Start to firm up plans for meeting family and friends over the holiday season, including gift exchanges and meals out.
Confirm babysitting arrangements.
Plan party menus if you aim to host.
(Scroll down for the day in detail)
“Love Actually” (2003): starring Hugh Grant, Emma Thompson, Colin Firth, Liam Neeson, Laura Linney, Alan Rickman, Keira Knightley, Bill Nighy, Martine McCutcheon and Rowan Atkinson. Christmas Eve is very nearly a month away. It’s Saturday. It’s time to take the festive viewing up a notch. Written and directed by Richard Curtis, “Love Actually” boasts a stellar cast in an interwoven fabric of ten stories. Love, of one kind or another, is at the heart of each tale. Some are more satisfyingly performed than others. Suspension of belief is key when it comes to Prime Minister Hugh Grant’s love for a junior member of No. 10’s staff, but not when Emma Thompson’s character Karen discovers the necklace she finds in her husband’s coat pocket is not her Christmas gift after all. Her realisation there is another woman is portrayed with heartbreaking brilliance to the sorrowful strains of Joni Mitchell. (Movie Magic: Rowan Atkinson’s elaborate wrapping of Alan Rickman’s clandestine purchase; Bill Nighy’s ageing rocker finds love is not so much all around as with his trusty manager Joe.)
“Then the Grinch thought of something he hadn’t before! What if Christmas, he thought, doesn’t come from a store. What if Christmas…perhaps…means a little bit more!”
Dr. Seuss (1904-1991)
“I Believe in Father Christmas” by Greg Lake;
“Grown Up Christmas List” by Natalie Cole.
Did you know…the festival of Nine Lessons and Carols from King’s College, Cambridge, first held on Christmas Eve 1918, always starts with “Once in Royal David’s City”? The BBC first broadcast the service in 1928. The televised version of the glorious event Carols from King’s was first shown on BBC TV in 1954.
The Day in Detail:
Mrs. C says: When to see family and friends over the holiday season here in the UK? Some we are ever so thankful to know, love and see. Others perhaps not so much. Either way, making arrangements can increasingly feel like a military operation. Oh, and the politics of it all. You spent last year with the in-laws so this year it has to be Christmas with your family. You dislike that certain relative, so there is no way you are spending such a special time of year with them. It was ever thus.
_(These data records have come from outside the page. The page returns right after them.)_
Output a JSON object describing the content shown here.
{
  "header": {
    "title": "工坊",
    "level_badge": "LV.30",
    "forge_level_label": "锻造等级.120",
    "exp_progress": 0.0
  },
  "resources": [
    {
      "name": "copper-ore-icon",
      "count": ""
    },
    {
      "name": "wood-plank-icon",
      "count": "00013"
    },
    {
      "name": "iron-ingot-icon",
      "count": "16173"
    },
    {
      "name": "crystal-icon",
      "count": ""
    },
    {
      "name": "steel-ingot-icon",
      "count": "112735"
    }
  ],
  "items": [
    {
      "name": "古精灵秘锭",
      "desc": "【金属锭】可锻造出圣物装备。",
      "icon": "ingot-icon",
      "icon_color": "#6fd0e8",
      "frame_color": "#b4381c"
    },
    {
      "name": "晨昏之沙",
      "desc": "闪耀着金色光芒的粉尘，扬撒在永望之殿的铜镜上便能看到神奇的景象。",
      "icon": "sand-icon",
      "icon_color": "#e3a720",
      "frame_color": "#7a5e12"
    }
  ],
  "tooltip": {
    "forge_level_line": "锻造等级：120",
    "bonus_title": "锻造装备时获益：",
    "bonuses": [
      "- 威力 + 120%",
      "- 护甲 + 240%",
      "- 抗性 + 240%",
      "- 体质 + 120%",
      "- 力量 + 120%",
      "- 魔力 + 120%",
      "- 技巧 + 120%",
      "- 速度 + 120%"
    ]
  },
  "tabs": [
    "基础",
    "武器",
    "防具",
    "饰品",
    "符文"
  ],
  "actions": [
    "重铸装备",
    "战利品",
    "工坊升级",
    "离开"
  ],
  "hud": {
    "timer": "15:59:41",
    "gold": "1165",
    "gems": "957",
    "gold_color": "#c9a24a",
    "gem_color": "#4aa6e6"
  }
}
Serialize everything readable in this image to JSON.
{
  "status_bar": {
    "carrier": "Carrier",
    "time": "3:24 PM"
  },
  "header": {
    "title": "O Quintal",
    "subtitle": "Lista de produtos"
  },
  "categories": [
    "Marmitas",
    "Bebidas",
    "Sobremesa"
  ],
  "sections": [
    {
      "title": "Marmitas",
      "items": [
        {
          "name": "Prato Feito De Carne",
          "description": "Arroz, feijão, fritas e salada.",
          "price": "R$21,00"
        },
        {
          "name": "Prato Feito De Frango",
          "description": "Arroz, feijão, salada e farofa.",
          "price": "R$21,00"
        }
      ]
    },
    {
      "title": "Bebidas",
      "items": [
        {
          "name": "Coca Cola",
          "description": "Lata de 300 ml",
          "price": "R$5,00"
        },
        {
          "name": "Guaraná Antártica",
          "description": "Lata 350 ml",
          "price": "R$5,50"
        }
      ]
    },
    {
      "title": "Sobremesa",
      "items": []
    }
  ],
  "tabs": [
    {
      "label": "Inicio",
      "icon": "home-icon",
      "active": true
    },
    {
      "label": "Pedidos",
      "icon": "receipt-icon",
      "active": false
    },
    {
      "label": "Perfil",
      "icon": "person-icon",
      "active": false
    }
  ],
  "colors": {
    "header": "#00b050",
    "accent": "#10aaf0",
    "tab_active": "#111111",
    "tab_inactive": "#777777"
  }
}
Well, there’s a month and one day to go to Christmas so even if you can’t solve each and every political issue, you can plan to do the rounds, book restaurants for festive get-togethers (don’t leave this any later for sure) and do the very best you can to see the people you really want to see when and where you want to see them. Hopefully, if you have been following our countdown from the start, you may have laid the initial groundwork for such gatherings as early as the first week in November. There’s some inevitable give and take, but be brave enough to be a tad selfish. Christmas is an amazing time. We love it. Don’t let someone you barely see the rest of the year dictate the Yuletide protocol and ruin it. Ed Elf: And so say all of us.
Mrs. C: Planning a party menu should be fun, not a chore. You will be giving of yourself and your home when loved ones gather near, but you will hopefully also be giving them some mouth-watering festive treats. Consider the number of guests and, for that matter, the number of gatherings you are likely to host. Maybe there’s a big party in the build-up to Christmas, followed by a more intimate dinner with close friends in the week between Christmas and New Year. Then there’s the family get-together on Christmas Eve, Christmas Day or Boxing Day. Whatever the plan, create your food menus and decide on the cocktails and wine you want to serve – then stick to them when it comes to buying groceries. Going off at tangents in the supermarket or, indeed, over-catering will prove costly. If required, make sure you have babysitters booked (we gave you an initial prompt for this earlier in the month) or some other child-care arrangements in place for any festive nights out. The traditional Christmas party season usually starts from next weekend.
Ed Elf: And that is music to the ears of moi.
So today’s the day to:
- Get your social plans in order and firm up Christmas and New Year plans with family and friends – remembering not to allow people you rarely see to dictate matters.
- Plan food menus and drinks for your social gatherings whether it’s a party buffet or smaller dinner.
- Book babysitters – or confirm bookings if you have already made contact with your regular babysitter earlier in the month as we suggested.